Despite a bit of pressure to sell just one Michelangelo statue the Royal Academy say they have absolutely no intention of selling any works in their collection to save jobs. 'You heartless bastards' shout some. I guess once upon a time I might have agreed with them. I don't any more. Museums are collectors. Hoarders if you like. They exist to collect. They have thousands of things collected but not on view to anyone.
Malcolm Gladwell dealt with this question, although it concerned the Metropolitan Museum of Art in New York City, in his Revisionist History Podcast Season 5. Museums exist to hoard. They employ people to aid this aim. People are expendable; the collection is not. Harsh, but consistent.
There is a certain wing of the evangelical church which has only one cause for praising a speaker. Were they clear? Clarity is all. Obfuscation is frowned upon. Even metaphor is treated as suspect.
At a training day on Fresh Expressions recently (it's a church thing) we spent the first few minutes, almost inevitably, discussing what the expression Fresh Expressions expressed. Forgetting my long held view to never be part of a group that didn't know what it was doing there, I joined in.
And almost equally inevitably, somewhere along the line, we decided that it depended what words followed the expression. Fresh Expressions of what? Christianity? Ministry? Church?
A few weeks prior to that I had been involved in a discussion about various old election mantras from the major parties. We got on to the 'Big Society' thing that Cameron's Conservatives invited us to be part of. One of the advantages of an appeal to the county summarised by an apparently meaningless expression is that it generates discussion.
I probably had more conversations about Big Society around that time than I would have done if its meaning had been clear. Was that genius or luck? Probably genius.

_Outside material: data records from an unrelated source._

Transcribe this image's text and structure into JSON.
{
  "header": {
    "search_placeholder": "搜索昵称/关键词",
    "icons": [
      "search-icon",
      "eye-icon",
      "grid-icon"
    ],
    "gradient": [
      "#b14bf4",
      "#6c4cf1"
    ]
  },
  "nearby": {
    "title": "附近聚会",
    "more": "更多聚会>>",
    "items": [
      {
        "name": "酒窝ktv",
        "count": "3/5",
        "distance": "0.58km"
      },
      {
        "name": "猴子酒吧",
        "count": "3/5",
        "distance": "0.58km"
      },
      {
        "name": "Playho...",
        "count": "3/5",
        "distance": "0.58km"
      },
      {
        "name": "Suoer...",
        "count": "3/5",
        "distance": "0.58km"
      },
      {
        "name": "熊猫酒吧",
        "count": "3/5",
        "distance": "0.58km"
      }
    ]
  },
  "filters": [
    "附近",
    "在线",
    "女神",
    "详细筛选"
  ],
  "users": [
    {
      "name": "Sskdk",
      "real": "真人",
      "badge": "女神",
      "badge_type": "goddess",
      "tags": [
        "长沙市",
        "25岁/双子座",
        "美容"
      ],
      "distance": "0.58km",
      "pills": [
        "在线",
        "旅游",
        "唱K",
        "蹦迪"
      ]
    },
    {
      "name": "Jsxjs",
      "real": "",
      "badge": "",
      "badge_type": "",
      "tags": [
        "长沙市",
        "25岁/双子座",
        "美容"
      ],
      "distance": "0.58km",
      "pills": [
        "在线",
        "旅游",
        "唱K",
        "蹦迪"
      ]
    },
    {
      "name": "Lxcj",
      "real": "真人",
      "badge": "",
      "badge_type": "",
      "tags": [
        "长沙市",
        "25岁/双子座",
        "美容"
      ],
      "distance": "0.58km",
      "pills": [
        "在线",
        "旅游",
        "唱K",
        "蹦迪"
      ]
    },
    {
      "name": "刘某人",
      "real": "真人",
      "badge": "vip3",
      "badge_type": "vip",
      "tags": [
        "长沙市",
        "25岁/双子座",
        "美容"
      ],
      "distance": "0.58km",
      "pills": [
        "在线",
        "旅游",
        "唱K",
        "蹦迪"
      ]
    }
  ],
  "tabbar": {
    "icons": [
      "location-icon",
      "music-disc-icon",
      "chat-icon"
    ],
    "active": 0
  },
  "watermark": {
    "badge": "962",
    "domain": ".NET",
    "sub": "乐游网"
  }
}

Cameron was in advertising.
A few weeks after I arrived in this diocese (Bath and Wells) I found myself in a room discussing a little soundbite of a previous bishop - thinking different. Quite a few of the clergy were up in pedantic arms because they thought it should say - thinking differently. Pleased with themselves a few smug titters moved round the room. I was trying not to say anything because I was the new kid but I cracked. 'You only want it to be an adverb' I said because you think 'thinking' is a verb.
There was tumbleweed I swear. No-one understood me so I had another go. 'It's about missing words' I said. If the missing words are 'Are you...' then you need an adverb. If the missing words are 'Is your...' then you need an adjective.
I do myself no favours by putting things in a convoluted way but, in my defence, I really enjoy doing it.
There is a place for pith. But sometimes the absence of it is more effective. A lack of clarity is not always undesirable. May I do my punchline please? Thank you. I've been taking the pith for years.